We endorsed Anthony Byrd in his recent winning bid for the District 8 seat on the Chattanooga City Council, and we still believe he is the right man, but we hope his lack of research on his ability to keep his full-time job is not indicative of the scholarship he'll bring to the council.
The Chattanooga city charter states that no one who holds federal, state or county office, except as a notary public, is eligible to hold any popularly elected office in city government. City code, apparently, allows individuals in those offices to run for a popularly elected office but not to serve in the office if still employed in the other position.
Had we, like Byrd, had a $40,000-plus job and 22 years experience with the Hamilton County Criminal Court Clerk's Office and sought a job on the City Council, our first call — before expending a dime toward a political campaign — would have been to individuals who could tell us whether we could keep our job and serve on the council.
Those calls might have been to City Attorney Wade Hinton or County Attorney Rheubin Taylor. We might have consulted a personal friend who is a lawyer. We might have asked our employer, Criminal Court Clerk Vince Dean, whether he knew the score. Or we might have made a call to our former boss, former Criminal Court Clerk Gwen Tidwell, an attorney and a woman Byrd called his mentor.
He may have observed that Hamilton County Commissioner Greg Beck also is a court officer for Hamilton County and believed what works in county government would work with the city. We hope he was never told that he could hold both positions.
Byrd said he didn't know about the discrepancy until he received an anonymous phone call shortly after the March 7 election. The high-energy candidate has been on the campaign trail in an effort to oust incumbent Moses Freeman since late last summer, so that's around seven months, plenty of time to ensure he could keep his county job.
With charter language clear, the councilman-elect has said he'll give up his position in the court clerk's office April 10.
It's neither here nor there now, but it might be nice if the city and county had the same policy on the issue. If the city were to allow those with county positions to serve in popularly elected city offices, it would take a city charter change. Regardless, candidates should accept responsibility for knowing the ins and outs of public service.
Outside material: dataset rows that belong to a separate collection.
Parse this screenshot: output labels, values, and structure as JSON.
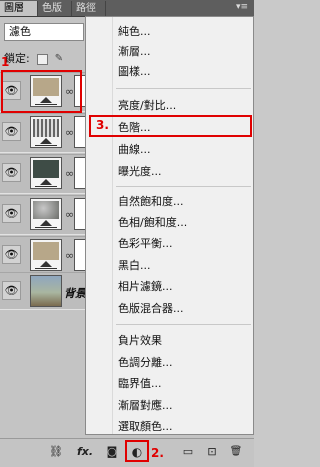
{
  "tabs": [
    {
      "label": "圖層"
    },
    {
      "label": "色版"
    },
    {
      "label": "路徑"
    }
  ],
  "tab_menu_icon": "panel-menu-icon",
  "blend_mode": "濾色",
  "lock_label": "鎖定:",
  "layers": [
    {
      "name": "",
      "thumb_color": "#b7a789",
      "selected": true
    },
    {
      "name": "",
      "thumb_color": "#c8c8c8"
    },
    {
      "name": "",
      "thumb_color": "#3e4c46"
    },
    {
      "name": "",
      "thumb_color": "#8f918d"
    },
    {
      "name": "",
      "thumb_color": "#b7a789"
    },
    {
      "name": "背景",
      "thumb_color": "#8fa6bf"
    }
  ],
  "menu": {
    "groups": [
      [
        "純色...",
        "漸層...",
        "圖樣..."
      ],
      [
        "亮度/對比...",
        "色階...",
        "曲線...",
        "曝光度..."
      ],
      [
        "自然飽和度...",
        "色相/飽和度...",
        "色彩平衡...",
        "黑白...",
        "相片濾鏡...",
        "色版混合器..."
      ],
      [
        "負片效果",
        "色調分離...",
        "臨界值...",
        "漸層對應...",
        "選取顏色..."
      ]
    ]
  },
  "annotations": {
    "step1": "1",
    "step2": "2.",
    "step3": "3."
  },
  "bottom_buttons": [
    {
      "label": "link-icon",
      "glyph": "⛓"
    },
    {
      "label": "fx-icon",
      "glyph": "fx."
    },
    {
      "label": "add-mask-icon",
      "glyph": "◙"
    },
    {
      "label": "new-adjustment-icon",
      "glyph": "◐"
    },
    {
      "label": "new-group-icon",
      "glyph": "▭"
    },
    {
      "label": "new-layer-icon",
      "glyph": "⊡"
    },
    {
      "label": "delete-icon",
      "glyph": "🗑"
    }
  ],
  "colors": {
    "annotation_red": "#e00000"
  }
}
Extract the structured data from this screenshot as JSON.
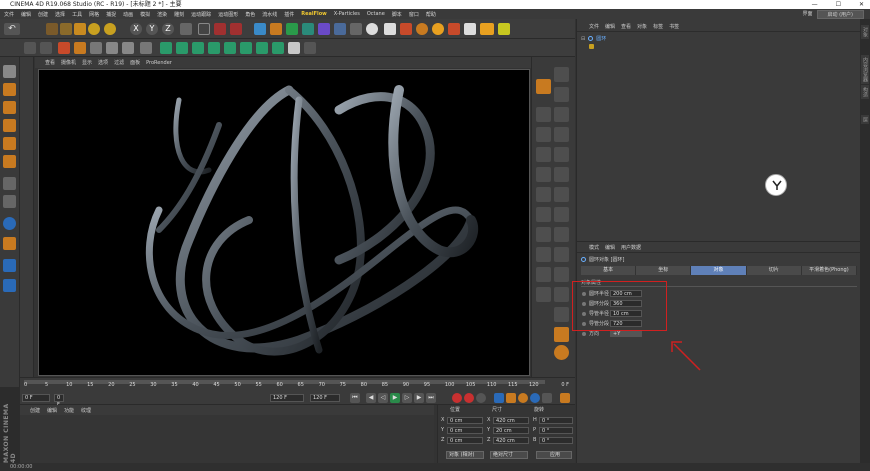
{
  "titlebar": {
    "text": "CINEMA 4D R19.068 Studio (RC - R19) - [未标题 2 *] - 主要"
  },
  "menubar": {
    "items": [
      "文件",
      "编辑",
      "创建",
      "选择",
      "工具",
      "网格",
      "捕捉",
      "动画",
      "模拟",
      "渲染",
      "雕刻",
      "运动跟踪",
      "运动图形",
      "角色",
      "流水线",
      "插件",
      "RealFlow",
      "X-Particles",
      "Octane",
      "脚本",
      "窗口",
      "帮助"
    ],
    "highlight_index": 16,
    "layout_label": "界面",
    "layout_value": "启动 (用户)"
  },
  "toolbar": {
    "undo_label": "↶"
  },
  "viewport_menu": [
    "查看",
    "摄像机",
    "显示",
    "选项",
    "过滤",
    "面板",
    "ProRender"
  ],
  "timeline": {
    "ticks": [
      "0",
      "5",
      "10",
      "15",
      "20",
      "25",
      "30",
      "35",
      "40",
      "45",
      "50",
      "55",
      "60",
      "65",
      "70",
      "75",
      "80",
      "85",
      "90",
      "95",
      "100",
      "105",
      "110",
      "115",
      "120"
    ],
    "end_label": "0 F"
  },
  "playbar": {
    "start_field": "0 F",
    "current_field": "0 F",
    "end_field": "120 F",
    "max_field": "120 F"
  },
  "material_menu": [
    "创建",
    "编辑",
    "功能",
    "纹理"
  ],
  "coordinates": {
    "col_position": "位置",
    "col_size": "尺寸",
    "col_rotation": "旋转",
    "rows": [
      {
        "axis": "X",
        "pos": "0 cm",
        "size_axis": "X",
        "size": "420 cm",
        "rot_axis": "H",
        "rot": "0 °"
      },
      {
        "axis": "Y",
        "pos": "0 cm",
        "size_axis": "Y",
        "size": "20 cm",
        "rot_axis": "P",
        "rot": "0 °"
      },
      {
        "axis": "Z",
        "pos": "0 cm",
        "size_axis": "Z",
        "size": "420 cm",
        "rot_axis": "B",
        "rot": "0 °"
      }
    ],
    "mode_select": "对象 (相对)",
    "size_select": "绝对尺寸",
    "apply_button": "应用"
  },
  "object_panel": {
    "menu": [
      "文件",
      "编辑",
      "查看",
      "对象",
      "标签",
      "书签"
    ],
    "tree_item": "圆环"
  },
  "attribute_panel": {
    "menu": [
      "模式",
      "编辑",
      "用户数据"
    ],
    "title": "圆环对象 [圆环]",
    "tabs": [
      "基本",
      "坐标",
      "对象",
      "切片",
      "平滑着色(Phong)"
    ],
    "active_tab": 2,
    "section": "对象属性",
    "props": [
      {
        "label": "圆环半径",
        "value": "200 cm"
      },
      {
        "label": "圆环分段",
        "value": "360"
      },
      {
        "label": "导管半径",
        "value": "10 cm"
      },
      {
        "label": "导管分段",
        "value": "720"
      },
      {
        "label": "方向",
        "value": "+Y"
      }
    ]
  },
  "statusbar": {
    "text": "00:00:00"
  },
  "brand": {
    "vertical": "MAXON CINEMA 4D"
  },
  "right_strip": {
    "tabs": [
      "对象",
      "内容浏览器",
      "构造",
      "层"
    ]
  },
  "colors": {
    "accent_tab": "#5f80b8",
    "highlight_box": "#d02020",
    "menu_highlight": "#f0c830"
  }
}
We hope Byrd finds meaningful work outside of his $22,000-plus City Council post, and we also hope his expensive lesson will persuade him to give due diligence to the intricacies of his upcoming work for Chattanooga's citizens.